__THE TASK__.
The answer should be each line of the records that contains the word "Echo"; please copy them all.

__RECORDS FOR THE EXERCISE__.

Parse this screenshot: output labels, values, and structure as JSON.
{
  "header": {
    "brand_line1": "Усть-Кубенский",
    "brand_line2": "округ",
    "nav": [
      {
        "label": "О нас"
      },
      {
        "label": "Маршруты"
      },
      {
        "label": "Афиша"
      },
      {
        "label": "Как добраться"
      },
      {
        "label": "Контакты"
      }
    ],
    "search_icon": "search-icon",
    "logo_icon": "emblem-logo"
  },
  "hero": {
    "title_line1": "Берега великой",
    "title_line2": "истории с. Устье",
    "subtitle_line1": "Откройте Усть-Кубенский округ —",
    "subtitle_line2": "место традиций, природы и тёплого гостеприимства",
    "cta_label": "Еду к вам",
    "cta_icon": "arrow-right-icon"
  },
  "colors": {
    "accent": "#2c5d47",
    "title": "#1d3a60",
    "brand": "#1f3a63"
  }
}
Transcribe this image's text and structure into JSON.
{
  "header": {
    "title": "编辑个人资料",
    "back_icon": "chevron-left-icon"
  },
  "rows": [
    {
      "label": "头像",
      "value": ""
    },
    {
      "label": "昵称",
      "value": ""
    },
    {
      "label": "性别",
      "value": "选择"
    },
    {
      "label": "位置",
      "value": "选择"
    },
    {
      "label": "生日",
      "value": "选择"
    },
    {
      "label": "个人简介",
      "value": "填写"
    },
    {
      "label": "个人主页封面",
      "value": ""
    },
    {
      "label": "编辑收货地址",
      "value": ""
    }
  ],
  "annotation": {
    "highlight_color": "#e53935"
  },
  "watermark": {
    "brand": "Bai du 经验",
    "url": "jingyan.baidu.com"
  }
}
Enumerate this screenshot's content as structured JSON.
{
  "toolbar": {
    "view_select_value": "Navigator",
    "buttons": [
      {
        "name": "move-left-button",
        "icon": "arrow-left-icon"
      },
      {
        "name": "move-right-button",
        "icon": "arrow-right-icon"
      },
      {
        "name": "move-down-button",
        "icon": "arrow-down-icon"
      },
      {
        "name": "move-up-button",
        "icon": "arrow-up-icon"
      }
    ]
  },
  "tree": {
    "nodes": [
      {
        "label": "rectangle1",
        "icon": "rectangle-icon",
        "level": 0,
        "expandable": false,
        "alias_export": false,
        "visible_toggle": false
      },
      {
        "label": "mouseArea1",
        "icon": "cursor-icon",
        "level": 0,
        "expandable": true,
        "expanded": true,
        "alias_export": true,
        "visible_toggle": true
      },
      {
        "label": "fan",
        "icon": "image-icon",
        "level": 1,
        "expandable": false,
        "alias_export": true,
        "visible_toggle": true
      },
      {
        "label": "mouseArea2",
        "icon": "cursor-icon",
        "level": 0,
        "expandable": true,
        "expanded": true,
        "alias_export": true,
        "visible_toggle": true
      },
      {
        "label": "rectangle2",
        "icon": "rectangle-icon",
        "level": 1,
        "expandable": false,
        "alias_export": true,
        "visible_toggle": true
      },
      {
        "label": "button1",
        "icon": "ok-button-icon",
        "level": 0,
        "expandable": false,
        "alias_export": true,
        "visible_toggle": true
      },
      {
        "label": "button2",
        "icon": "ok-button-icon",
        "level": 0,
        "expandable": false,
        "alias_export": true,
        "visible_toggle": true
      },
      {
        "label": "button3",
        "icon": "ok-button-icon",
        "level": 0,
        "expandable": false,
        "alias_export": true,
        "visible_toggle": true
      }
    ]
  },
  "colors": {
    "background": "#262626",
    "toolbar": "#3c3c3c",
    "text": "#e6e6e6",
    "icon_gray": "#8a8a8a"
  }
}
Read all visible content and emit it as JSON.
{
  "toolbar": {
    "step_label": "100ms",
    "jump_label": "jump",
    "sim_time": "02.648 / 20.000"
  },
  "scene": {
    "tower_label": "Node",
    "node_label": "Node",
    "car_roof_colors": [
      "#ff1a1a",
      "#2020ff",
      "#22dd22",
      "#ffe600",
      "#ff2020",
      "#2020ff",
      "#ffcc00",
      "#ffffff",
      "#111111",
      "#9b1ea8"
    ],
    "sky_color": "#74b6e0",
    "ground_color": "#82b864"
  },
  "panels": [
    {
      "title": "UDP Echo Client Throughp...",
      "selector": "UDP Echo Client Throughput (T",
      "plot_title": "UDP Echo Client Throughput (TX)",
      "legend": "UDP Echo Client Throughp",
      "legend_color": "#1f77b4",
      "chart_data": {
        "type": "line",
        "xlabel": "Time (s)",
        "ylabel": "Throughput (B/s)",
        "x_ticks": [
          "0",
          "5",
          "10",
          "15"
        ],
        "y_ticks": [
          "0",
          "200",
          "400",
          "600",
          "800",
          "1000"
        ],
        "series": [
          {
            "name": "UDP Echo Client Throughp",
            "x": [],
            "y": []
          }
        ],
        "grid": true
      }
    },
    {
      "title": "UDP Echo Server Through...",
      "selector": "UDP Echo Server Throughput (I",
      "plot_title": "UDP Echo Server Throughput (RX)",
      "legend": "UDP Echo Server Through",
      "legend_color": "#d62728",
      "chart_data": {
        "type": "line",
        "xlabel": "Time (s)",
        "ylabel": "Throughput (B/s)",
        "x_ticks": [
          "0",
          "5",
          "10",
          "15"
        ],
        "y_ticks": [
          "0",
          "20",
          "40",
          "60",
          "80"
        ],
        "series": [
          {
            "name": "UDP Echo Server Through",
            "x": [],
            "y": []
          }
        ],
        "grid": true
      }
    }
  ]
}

__TASK ANSWER__.
      "title": "UDP Echo Client Throughp...",
      "selector": "UDP Echo Client Throughput (T",
      "plot_title": "UDP Echo Client Throughput (TX)",
      "legend": "UDP Echo Client Throughp",
            "name": "UDP Echo Client Throughp",
      "title": "UDP Echo Server Through...",
      "selector": "UDP Echo Server Throughput (I",
      "plot_title": "UDP Echo Server Throughput (RX)",
      "legend": "UDP Echo Server Through",
            "name": "UDP Echo Server Through",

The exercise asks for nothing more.